That induced Justice Anthony Kennedy to ask again why cellphone information is more sensitive than financial records. “Particularly because the facts in the financial institution records that Justice Alito mentioned are not publicly known. Your whereabouts are publicly regarded. People can see you. Surveillance officials can observe you. It seems to me that [phone location records are] an awful lot much less personal than” financial institution information, Kennedy said.

Wessler countered:

“When a person is engaged in an economic transaction, passing a check, a negotiable instrument, this is an interpersonal transaction in which a person has complete expertise that they’re placing something into the circulate of trade to transfer price range directed at their financial institution. Although we may add that while we step out of doors, we have an affordable expectation that someone may see where we cross in a short period, no one has expected in a free society that our longer-time period places might be aggregated and tracked within the way that they can be right here,” with telephone geolocation records.

Justice Sonia Sotomayor later asked about the long-term privacy implications of mobile device tracking. “Because right now we are handiest talking approximately the mobile websites information; as I understand it, a cellular telephone may be pinged in your bedroom. It may be pinged at your physician’s workplace. It can ping you in the maximum intimate info of your existence. Presumably in some unspecified time, even in a dressing room as you are undressing,” Sotomayor said. “So I am now not beyond the belief that at some point an issuer could turn on my mobile smartphone and listen to my conversations.”

And then Alito added a point that ought to awaken privacy officers everywhere. In discussing a citizen’s expectancies of privateness, he wondered how much weight to give what organizations without delay inform their clients. “The settlement, the usual MetroPCS contract appears to say, and I wager we do not have the real agreement in the report here, does seem to say to suggest to the patron that we can expose this information to the authorities if we get a courtroom order,” Alito said. “So I don’t know whether to keep up. And even if it were to keep up these days, what would take place in the destiny of humans? Everybody starts offevolved to recognize that that is provided. If you’ve got enough police TV shows where that is proven, then absolutely everyone will recognize approximately it, similar to what they recognize about CSI statistics.”

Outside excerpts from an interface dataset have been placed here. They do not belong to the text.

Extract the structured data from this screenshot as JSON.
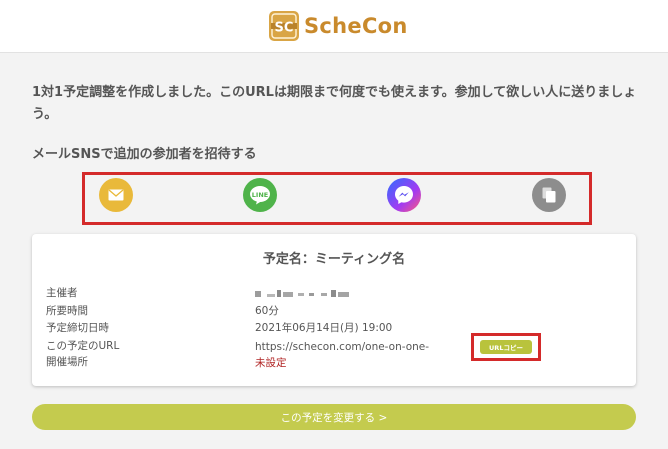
{
  "header": {
    "logo_text": "ScheCon",
    "logo_mark_text": "SC",
    "brand_color": "#c98a2c"
  },
  "message": "1対1予定調整を作成しました。このURLは期限まで何度でも使えます。参加して欲しい人に送りましょう。",
  "invite": {
    "heading": "メールSNSで追加の参加者を招待する",
    "buttons": [
      {
        "name": "mail",
        "icon": "envelope-icon",
        "color": "#e9b93a"
      },
      {
        "name": "line",
        "icon": "line-icon",
        "label": "LINE",
        "color": "#4fb34a"
      },
      {
        "name": "messenger",
        "icon": "messenger-icon",
        "color": "#2f6dff"
      },
      {
        "name": "copy",
        "icon": "copy-icon",
        "color": "#8d8d8d"
      }
    ]
  },
  "card": {
    "title": "予定名：ミーティング名",
    "rows": [
      {
        "label": "主催者",
        "value": ""
      },
      {
        "label": "所要時間",
        "value": "60分"
      },
      {
        "label": "予定締切日時",
        "value": "2021年06月14日(月) 19:00"
      },
      {
        "label": "この予定のURL",
        "value": "https://schecon.com/one-on-one-"
      },
      {
        "label": "開催場所",
        "value": "未設定"
      }
    ],
    "copy_button": "URLコピー",
    "alert_color": "#b02323"
  },
  "change_button": "この予定を変更する >",
  "accent_color": "#c4cb4e",
  "highlight_color": "#d42a2a"
}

Wessler spoke back by first pointing to a survey “that I suppose quite strongly shows that a robust majority of Americans do now not understand that this statistics is even reachable to, a good deal less retained by using, the carrier vendors. I assume I have to caution the Court that is depending too heavily on those contractual files in either course right here might, to paraphrase the Court in Smith, threaten to make a loopy quilt of the Fourth Amendment due to the fact we might also turn out to be hinging constitutional protections on the fate of organizations’ rules. But those contractual documents to an enterprise restate and contractualize the protections of the Telecommunications Act and pretty strongly promise humans that their facts will continue to be personal without consent.”


Let’s be clear right here: who is potentially impacted? Although this unique argument pertains to mobile vendors, they keep the preliminary geolocation records — the implications increase for any business enterprise with cell geolocation statistics. That consists of fee agencies and stores that use geolocation to authenticate clients. For that count number, stores, and related organizations accumulate geolocation statistics that have nothing to do with authentication and figure out which aisle in a shop a patron is a status.

And once the door is opened, there’s no purpose of agreeing with it’ll be restrained to geolocation data. This may want open authorities/regulation enforcement to get the right of entry to — without a warrant — all cellular statistics. What if a suspect is known to use a specific store or maybe to read a particular online media outlet? (Computerworld, possibly? No, who reads that anymore?) Could the one’s groups have to launch those statistics to law enforcement without a warrant?